Activity
Could you write out the records below exactly as they appear?

Input material
BEGIN

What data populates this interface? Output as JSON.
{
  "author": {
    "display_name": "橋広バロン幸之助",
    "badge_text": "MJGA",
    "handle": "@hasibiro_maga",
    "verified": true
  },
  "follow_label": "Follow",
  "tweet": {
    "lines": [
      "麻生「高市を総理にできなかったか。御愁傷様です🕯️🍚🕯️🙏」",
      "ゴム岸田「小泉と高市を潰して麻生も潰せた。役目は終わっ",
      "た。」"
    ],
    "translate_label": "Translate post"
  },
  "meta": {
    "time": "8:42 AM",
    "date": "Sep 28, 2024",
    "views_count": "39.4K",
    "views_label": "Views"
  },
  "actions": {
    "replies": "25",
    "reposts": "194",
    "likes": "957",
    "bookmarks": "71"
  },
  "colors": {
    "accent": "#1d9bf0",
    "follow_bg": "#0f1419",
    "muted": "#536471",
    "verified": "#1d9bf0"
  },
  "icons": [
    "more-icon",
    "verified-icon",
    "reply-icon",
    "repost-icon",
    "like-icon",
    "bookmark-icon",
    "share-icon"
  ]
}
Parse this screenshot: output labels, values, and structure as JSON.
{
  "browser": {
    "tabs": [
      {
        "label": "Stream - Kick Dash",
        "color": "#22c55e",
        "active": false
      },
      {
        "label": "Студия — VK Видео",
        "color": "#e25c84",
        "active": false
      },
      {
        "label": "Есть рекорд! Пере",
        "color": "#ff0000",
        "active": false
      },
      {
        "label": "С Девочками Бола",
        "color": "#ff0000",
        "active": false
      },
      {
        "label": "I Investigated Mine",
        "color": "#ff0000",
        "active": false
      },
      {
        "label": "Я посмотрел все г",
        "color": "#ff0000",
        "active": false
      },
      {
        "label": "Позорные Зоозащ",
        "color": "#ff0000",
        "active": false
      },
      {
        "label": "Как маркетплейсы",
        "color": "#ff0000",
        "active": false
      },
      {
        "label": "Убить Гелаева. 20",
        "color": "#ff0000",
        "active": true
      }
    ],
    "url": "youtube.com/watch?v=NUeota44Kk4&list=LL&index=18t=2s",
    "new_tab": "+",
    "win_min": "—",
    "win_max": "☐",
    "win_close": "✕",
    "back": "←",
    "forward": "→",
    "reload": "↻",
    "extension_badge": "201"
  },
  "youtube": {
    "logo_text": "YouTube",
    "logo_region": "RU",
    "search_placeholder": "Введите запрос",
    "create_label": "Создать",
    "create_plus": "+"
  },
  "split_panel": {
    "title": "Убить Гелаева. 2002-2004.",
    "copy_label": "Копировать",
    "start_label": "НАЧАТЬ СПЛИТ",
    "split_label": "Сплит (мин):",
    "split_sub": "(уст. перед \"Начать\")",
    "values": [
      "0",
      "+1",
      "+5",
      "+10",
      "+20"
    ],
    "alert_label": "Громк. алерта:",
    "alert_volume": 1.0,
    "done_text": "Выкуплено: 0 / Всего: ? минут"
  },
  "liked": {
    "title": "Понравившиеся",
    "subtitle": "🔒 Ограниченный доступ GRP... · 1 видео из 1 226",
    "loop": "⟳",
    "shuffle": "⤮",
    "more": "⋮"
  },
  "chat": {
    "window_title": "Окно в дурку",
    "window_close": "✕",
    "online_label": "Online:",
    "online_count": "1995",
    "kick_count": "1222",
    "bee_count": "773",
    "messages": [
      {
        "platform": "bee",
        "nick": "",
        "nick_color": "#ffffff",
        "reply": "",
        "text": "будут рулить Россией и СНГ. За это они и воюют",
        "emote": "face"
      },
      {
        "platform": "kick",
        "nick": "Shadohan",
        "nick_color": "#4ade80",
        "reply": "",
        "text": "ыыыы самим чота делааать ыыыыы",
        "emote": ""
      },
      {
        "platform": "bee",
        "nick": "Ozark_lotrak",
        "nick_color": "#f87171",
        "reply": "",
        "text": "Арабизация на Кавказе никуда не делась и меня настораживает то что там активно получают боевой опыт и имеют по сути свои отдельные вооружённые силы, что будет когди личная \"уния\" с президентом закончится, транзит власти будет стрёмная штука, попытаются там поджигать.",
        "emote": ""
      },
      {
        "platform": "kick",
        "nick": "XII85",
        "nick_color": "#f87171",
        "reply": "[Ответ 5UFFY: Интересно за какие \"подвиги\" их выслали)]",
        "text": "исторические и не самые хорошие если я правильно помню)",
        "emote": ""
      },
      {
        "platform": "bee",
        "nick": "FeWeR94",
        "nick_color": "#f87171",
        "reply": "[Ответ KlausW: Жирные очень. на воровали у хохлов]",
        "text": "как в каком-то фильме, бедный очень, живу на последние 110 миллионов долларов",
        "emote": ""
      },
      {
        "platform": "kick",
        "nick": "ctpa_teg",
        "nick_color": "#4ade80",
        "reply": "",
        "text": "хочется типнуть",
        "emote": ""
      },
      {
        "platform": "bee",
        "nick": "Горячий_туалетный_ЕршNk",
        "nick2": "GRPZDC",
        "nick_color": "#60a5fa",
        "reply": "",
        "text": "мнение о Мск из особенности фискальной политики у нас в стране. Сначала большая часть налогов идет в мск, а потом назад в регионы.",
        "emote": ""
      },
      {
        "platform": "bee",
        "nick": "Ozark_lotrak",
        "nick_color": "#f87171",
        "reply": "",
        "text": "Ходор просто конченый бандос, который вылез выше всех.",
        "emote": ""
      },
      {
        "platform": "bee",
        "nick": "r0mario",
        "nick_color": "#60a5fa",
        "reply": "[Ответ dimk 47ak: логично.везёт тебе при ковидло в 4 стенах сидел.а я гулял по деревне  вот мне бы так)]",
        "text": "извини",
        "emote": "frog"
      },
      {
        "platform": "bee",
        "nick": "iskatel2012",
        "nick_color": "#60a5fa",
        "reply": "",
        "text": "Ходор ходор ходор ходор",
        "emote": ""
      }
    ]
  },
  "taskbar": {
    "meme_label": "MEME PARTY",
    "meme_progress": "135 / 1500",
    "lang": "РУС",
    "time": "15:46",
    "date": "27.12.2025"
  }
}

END

Answer to this problem
What data populates this interface? Output as JSON.
{
  "author": {
    "display_name": "橋広バロン幸之助",
    "badge_text": "MJGA",
    "handle": "@hasibiro_maga",
    "verified": true
  },
  "follow_label": "Follow",
  "tweet": {
    "lines": [
      "麻生「高市を総理にできなかったか。御愁傷様です🕯️🍚🕯️🙏」",
      "ゴム岸田「小泉と高市を潰して麻生も潰せた。役目は終わっ",
      "た。」"
    ],
    "translate_label": "Translate post"
  },
  "meta": {
    "time": "8:42 AM",
    "date": "Sep 28, 2024",
    "views_count": "39.4K",
    "views_label": "Views"
  },
  "actions": {
    "replies": "25",
    "reposts": "194",
    "likes": "957",
    "bookmarks": "71"
  },
  "colors": {
    "accent": "#1d9bf0",
    "follow_bg": "#0f1419",
    "muted": "#536471",
    "verified": "#1d9bf0"
  },
  "icons": [
    "more-icon",
    "verified-icon",
    "reply-icon",
    "repost-icon",
    "like-icon",
    "bookmark-icon",
    "share-icon"
  ]
}
Parse this screenshot: output labels, values, and structure as JSON.
{
  "browser": {
    "tabs": [
      {
        "label": "Stream - Kick Dash",
        "color": "#22c55e",
        "active": false
      },
      {
        "label": "Студия — VK Видео",
        "color": "#e25c84",
        "active": false
      },
      {
        "label": "Есть рекорд! Пере",
        "color": "#ff0000",
        "active": false
      },
      {
        "label": "С Девочками Бола",
        "color": "#ff0000",
        "active": false
      },
      {
        "label": "I Investigated Mine",
        "color": "#ff0000",
        "active": false
      },
      {
        "label": "Я посмотрел все г",
        "color": "#ff0000",
        "active": false
      },
      {
        "label": "Позорные Зоозащ",
        "color": "#ff0000",
        "active": false
      },
      {
        "label": "Как маркетплейсы",
        "color": "#ff0000",
        "active": false
      },
      {
        "label": "Убить Гелаева. 20",
        "color": "#ff0000",
        "active": true
      }
    ],
    "url": "youtube.com/watch?v=NUeota44Kk4&list=LL&index=18t=2s",
    "new_tab": "+",
    "win_min": "—",
    "win_max": "☐",
    "win_close": "✕",
    "back": "←",
    "forward": "→",
    "reload": "↻",
    "extension_badge": "201"
  },
  "youtube": {
    "logo_text": "YouTube",
    "logo_region": "RU",
    "search_placeholder": "Введите запрос",
    "create_label": "Создать",
    "create_plus": "+"
  },
  "split_panel": {
    "title": "Убить Гелаева. 2002-2004.",
    "copy_label": "Копировать",
    "start_label": "НАЧАТЬ СПЛИТ",
    "split_label": "Сплит (мин):",
    "split_sub": "(уст. перед \"Начать\")",
    "values": [
      "0",
      "+1",
      "+5",
      "+10",
      "+20"
    ],
    "alert_label": "Громк. алерта:",
    "alert_volume": 1.0,
    "done_text": "Выкуплено: 0 / Всего: ? минут"
  },
  "liked": {
    "title": "Понравившиеся",
    "subtitle": "🔒 Ограниченный доступ GRP... · 1 видео из 1 226",
    "loop": "⟳",
    "shuffle": "⤮",
    "more": "⋮"
  },
  "chat": {
    "window_title": "Окно в дурку",
    "window_close": "✕",
    "online_label": "Online:",
    "online_count": "1995",
    "kick_count": "1222",
    "bee_count": "773",
    "messages": [
      {
        "platform": "bee",
        "nick": "",
        "nick_color": "#ffffff",
        "reply": "",
        "text": "будут рулить Россией и СНГ. За это они и воюют",
        "emote": "face"
      },
      {
        "platform": "kick",
        "nick": "Shadohan",
        "nick_color": "#4ade80",
        "reply": "",
        "text": "ыыыы самим чота делааать ыыыыы",
        "emote": ""
      },
      {
        "platform": "bee",
        "nick": "Ozark_lotrak",
        "nick_color": "#f87171",
        "reply": "",
        "text": "Арабизация на Кавказе никуда не делась и меня настораживает то что там активно получают боевой опыт и имеют по сути свои отдельные вооружённые силы, что будет когди личная \"уния\" с президентом закончится, транзит власти будет стрёмная штука, попытаются там поджигать.",
        "emote": ""
      },
      {
        "platform": "kick",
        "nick": "XII85",
        "nick_color": "#f87171",
        "reply": "[Ответ 5UFFY: Интересно за какие \"подвиги\" их выслали)]",
        "text": "исторические и не самые хорошие если я правильно помню)",
        "emote": ""
      },
      {
        "platform": "bee",
        "nick": "FeWeR94",
        "nick_color": "#f87171",
        "reply": "[Ответ KlausW: Жирные очень. на воровали у хохлов]",
        "text": "как в каком-то фильме, бедный очень, живу на последние 110 миллионов долларов",
        "emote": ""
      },
      {
        "platform": "kick",
        "nick": "ctpa_teg",
        "nick_color": "#4ade80",
        "reply": "",
        "text": "хочется типнуть",
        "emote": ""
      },
      {
        "platform": "bee",
        "nick": "Горячий_туалетный_ЕршNk",
        "nick2": "GRPZDC",
        "nick_color": "#60a5fa",
        "reply": "",
        "text": "мнение о Мск из особенности фискальной политики у нас в стране. Сначала большая часть налогов идет в мск, а потом назад в регионы.",
        "emote": ""
      },
      {
        "platform": "bee",
        "nick": "Ozark_lotrak",
        "nick_color": "#f87171",
        "reply": "",
        "text": "Ходор просто конченый бандос, который вылез выше всех.",
        "emote": ""
      },
      {
        "platform": "bee",
        "nick": "r0mario",
        "nick_color": "#60a5fa",
        "reply": "[Ответ dimk 47ak: логично.везёт тебе при ковидло в 4 стенах сидел.а я гулял по деревне  вот мне бы так)]",
        "text": "извини",
        "emote": "frog"
      },
      {
        "platform": "bee",
        "nick": "iskatel2012",
        "nick_color": "#60a5fa",
        "reply": "",
        "text": "Ходор ходор ходор ходор",
        "emote": ""
      }
    ]
  },
  "taskbar": {
    "meme_label": "MEME PARTY",
    "meme_progress": "135 / 1500",
    "lang": "РУС",
    "time": "15:46",
    "date": "27.12.2025"
  }
}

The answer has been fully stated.